### Requirement
Report every line of the records below that includes the string "with".

### Exercise data
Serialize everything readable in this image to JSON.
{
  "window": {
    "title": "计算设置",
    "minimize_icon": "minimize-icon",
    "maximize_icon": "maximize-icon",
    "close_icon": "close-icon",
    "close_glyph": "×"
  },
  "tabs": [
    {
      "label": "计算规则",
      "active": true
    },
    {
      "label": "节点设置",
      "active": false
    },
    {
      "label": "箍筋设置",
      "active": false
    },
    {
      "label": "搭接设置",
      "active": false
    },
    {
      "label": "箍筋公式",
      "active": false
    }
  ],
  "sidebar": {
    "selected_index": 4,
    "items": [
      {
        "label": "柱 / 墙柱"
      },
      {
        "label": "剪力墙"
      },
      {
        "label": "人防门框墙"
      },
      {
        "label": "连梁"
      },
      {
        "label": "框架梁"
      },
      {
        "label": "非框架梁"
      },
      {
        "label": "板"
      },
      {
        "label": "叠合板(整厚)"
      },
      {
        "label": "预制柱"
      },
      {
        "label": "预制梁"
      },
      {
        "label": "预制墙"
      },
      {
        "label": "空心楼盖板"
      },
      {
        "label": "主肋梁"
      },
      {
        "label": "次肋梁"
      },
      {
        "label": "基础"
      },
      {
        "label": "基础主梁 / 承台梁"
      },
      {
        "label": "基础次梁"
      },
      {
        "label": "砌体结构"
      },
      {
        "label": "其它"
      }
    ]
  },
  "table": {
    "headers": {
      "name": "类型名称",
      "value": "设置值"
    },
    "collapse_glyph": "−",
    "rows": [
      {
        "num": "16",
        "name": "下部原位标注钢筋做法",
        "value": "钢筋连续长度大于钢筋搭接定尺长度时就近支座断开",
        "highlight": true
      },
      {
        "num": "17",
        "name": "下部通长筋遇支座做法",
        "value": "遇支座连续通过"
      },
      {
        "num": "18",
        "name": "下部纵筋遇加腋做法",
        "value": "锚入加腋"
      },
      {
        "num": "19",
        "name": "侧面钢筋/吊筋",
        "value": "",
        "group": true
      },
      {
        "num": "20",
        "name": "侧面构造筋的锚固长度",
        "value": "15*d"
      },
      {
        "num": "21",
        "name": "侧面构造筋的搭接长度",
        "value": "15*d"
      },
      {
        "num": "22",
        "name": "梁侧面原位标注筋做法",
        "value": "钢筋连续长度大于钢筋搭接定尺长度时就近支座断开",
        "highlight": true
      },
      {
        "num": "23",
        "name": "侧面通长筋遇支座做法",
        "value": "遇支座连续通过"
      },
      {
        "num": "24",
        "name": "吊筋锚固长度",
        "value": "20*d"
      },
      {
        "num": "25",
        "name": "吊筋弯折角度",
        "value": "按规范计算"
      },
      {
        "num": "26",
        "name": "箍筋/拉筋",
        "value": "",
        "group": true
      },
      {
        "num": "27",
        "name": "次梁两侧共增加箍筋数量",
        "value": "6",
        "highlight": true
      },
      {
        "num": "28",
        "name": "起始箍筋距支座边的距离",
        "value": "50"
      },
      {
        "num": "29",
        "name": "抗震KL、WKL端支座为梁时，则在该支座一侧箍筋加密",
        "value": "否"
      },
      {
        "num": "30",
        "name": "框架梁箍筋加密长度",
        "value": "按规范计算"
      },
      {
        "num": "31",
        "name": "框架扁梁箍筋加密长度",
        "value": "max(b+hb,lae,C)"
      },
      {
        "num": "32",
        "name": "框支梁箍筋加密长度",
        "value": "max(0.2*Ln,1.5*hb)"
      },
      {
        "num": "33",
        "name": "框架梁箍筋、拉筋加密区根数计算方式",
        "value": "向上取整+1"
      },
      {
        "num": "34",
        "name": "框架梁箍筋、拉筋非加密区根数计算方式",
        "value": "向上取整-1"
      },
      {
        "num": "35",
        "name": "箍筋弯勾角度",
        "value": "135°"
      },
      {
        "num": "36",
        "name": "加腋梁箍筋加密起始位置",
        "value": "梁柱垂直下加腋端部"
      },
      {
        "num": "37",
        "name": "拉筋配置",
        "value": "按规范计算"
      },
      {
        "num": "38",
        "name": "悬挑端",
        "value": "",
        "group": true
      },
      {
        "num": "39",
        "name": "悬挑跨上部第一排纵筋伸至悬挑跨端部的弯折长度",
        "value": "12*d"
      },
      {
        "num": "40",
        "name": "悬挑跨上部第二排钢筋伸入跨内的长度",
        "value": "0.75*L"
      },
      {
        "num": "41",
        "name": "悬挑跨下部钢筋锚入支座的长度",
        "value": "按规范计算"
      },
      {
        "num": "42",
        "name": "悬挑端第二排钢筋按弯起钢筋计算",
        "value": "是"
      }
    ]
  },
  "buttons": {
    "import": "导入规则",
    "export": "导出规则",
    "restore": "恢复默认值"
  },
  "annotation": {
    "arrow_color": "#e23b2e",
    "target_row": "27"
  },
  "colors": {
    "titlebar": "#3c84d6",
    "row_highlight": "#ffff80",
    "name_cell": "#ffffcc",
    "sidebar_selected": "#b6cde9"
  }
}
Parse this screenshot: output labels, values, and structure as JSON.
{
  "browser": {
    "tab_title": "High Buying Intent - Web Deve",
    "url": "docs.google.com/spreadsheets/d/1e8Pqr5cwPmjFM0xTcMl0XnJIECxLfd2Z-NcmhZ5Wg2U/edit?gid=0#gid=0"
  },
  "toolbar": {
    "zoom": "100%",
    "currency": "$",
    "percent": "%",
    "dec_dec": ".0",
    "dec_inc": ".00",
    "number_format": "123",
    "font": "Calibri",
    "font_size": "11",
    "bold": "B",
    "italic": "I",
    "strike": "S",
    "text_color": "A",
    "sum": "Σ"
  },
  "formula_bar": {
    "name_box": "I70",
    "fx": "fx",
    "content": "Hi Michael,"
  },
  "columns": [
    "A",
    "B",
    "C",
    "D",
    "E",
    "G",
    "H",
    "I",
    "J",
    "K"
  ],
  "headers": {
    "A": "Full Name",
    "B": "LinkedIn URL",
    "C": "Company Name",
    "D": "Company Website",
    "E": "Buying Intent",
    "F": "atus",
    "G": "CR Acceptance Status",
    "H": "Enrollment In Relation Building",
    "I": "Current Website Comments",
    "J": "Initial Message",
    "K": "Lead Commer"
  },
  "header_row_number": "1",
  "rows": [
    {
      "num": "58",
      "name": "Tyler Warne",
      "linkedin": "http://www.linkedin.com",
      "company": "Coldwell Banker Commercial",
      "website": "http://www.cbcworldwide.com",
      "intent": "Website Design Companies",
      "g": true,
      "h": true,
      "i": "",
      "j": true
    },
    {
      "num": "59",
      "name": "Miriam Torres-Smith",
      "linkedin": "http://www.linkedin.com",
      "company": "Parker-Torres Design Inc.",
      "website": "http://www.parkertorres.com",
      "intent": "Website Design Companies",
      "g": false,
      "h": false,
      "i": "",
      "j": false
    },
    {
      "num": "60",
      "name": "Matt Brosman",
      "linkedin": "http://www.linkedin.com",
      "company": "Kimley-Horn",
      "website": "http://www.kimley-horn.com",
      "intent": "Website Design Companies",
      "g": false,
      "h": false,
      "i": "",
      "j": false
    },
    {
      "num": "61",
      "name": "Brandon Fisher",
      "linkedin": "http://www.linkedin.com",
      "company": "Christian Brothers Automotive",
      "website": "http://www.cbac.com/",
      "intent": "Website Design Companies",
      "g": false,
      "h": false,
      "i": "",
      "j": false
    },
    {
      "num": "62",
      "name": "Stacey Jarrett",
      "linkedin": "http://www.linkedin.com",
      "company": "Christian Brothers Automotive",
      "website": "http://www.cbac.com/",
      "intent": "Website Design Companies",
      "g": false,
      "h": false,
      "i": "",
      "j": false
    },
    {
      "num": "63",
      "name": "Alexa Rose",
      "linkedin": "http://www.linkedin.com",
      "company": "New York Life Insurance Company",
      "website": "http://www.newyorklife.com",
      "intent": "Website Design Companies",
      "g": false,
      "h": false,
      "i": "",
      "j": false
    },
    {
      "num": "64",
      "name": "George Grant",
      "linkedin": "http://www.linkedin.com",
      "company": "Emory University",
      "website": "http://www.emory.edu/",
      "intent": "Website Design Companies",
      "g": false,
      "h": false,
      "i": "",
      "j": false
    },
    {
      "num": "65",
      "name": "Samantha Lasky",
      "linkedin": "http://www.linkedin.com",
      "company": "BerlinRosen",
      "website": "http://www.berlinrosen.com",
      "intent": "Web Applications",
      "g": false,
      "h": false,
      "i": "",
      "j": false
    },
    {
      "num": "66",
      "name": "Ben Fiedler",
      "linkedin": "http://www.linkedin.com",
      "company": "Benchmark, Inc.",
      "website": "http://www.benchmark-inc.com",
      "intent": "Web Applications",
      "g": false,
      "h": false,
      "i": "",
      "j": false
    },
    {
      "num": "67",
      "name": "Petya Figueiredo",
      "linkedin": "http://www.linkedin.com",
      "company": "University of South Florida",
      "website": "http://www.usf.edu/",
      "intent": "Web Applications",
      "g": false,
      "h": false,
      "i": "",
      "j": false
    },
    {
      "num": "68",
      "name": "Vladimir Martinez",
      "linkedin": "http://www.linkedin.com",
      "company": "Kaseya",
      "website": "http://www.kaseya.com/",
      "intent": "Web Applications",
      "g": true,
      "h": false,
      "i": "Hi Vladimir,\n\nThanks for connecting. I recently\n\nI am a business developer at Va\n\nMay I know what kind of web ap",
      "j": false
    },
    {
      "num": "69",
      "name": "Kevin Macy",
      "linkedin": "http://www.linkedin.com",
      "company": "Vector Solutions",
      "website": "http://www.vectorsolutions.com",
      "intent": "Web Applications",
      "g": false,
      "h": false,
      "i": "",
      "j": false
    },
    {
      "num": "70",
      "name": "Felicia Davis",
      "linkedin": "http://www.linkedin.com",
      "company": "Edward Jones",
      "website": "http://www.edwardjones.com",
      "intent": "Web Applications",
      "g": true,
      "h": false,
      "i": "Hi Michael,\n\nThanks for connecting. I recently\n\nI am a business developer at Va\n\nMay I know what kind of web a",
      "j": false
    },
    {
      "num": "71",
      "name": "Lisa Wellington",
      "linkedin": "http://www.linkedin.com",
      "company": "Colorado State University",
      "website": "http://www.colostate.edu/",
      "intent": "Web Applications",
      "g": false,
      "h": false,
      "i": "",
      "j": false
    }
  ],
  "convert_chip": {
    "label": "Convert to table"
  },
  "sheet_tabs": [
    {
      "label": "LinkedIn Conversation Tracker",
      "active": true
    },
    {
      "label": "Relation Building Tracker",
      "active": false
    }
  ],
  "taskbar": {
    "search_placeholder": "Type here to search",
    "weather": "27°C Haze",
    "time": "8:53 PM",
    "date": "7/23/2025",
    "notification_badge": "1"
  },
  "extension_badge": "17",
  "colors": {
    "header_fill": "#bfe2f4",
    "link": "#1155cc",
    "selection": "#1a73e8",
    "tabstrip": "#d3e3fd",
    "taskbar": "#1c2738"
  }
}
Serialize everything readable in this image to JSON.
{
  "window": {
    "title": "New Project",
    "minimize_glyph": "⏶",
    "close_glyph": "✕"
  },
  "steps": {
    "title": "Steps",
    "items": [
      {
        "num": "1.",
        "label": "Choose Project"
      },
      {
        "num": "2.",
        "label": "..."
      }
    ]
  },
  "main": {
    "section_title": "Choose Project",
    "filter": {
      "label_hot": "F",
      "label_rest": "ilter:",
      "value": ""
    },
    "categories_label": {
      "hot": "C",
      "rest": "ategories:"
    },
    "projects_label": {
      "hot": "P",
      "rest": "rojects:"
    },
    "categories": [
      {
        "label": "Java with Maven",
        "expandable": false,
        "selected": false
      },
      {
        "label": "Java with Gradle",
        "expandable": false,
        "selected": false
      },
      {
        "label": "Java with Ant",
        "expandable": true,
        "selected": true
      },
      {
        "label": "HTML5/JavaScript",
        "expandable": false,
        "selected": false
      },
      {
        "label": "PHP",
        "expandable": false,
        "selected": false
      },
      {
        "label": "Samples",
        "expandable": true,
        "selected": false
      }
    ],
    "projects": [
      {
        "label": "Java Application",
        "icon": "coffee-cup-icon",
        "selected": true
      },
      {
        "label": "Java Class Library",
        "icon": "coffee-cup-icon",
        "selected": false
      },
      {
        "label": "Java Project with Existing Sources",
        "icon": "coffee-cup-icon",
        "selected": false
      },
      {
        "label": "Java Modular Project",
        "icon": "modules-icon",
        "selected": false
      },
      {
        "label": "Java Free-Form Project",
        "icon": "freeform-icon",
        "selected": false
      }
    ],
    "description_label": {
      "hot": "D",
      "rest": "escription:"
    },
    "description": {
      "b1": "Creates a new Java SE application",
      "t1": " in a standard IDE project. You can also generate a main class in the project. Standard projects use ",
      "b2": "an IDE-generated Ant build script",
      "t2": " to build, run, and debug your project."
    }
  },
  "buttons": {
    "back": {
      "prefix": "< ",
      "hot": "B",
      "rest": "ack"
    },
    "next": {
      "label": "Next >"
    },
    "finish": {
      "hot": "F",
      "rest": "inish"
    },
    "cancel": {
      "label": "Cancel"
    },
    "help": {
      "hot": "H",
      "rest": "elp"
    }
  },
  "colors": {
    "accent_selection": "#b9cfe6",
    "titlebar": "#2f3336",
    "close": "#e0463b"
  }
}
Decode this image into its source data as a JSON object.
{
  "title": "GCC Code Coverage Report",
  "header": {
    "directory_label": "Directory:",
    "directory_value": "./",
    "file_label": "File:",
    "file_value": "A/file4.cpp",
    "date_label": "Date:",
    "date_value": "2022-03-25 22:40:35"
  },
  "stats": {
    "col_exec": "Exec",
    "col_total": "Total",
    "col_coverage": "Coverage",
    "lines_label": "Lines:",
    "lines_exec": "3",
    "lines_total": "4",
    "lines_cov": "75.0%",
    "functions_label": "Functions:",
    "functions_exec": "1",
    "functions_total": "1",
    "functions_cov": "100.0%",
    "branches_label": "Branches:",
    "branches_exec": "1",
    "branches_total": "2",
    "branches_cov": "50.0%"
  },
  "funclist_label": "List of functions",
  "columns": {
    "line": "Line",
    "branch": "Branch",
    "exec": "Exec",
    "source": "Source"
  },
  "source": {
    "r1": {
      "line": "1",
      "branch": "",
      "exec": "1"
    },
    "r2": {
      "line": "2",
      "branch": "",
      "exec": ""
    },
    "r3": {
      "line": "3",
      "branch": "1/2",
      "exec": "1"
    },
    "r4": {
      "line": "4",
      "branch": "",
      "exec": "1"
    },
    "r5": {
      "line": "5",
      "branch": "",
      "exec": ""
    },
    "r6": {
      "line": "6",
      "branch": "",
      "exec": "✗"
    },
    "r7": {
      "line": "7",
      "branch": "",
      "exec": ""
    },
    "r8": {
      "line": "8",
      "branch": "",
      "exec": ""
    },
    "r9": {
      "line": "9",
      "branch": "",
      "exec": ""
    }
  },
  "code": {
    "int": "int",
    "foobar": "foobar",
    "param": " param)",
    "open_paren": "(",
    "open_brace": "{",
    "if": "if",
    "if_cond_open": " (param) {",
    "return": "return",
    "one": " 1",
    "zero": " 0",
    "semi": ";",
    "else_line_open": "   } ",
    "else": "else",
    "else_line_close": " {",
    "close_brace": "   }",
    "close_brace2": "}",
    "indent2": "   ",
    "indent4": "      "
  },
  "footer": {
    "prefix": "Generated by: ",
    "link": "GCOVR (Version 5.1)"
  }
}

### Task result
        "label": "Java with Maven",
        "label": "Java with Gradle",
        "label": "Java with Ant",
        "label": "Java Project with Existing Sources",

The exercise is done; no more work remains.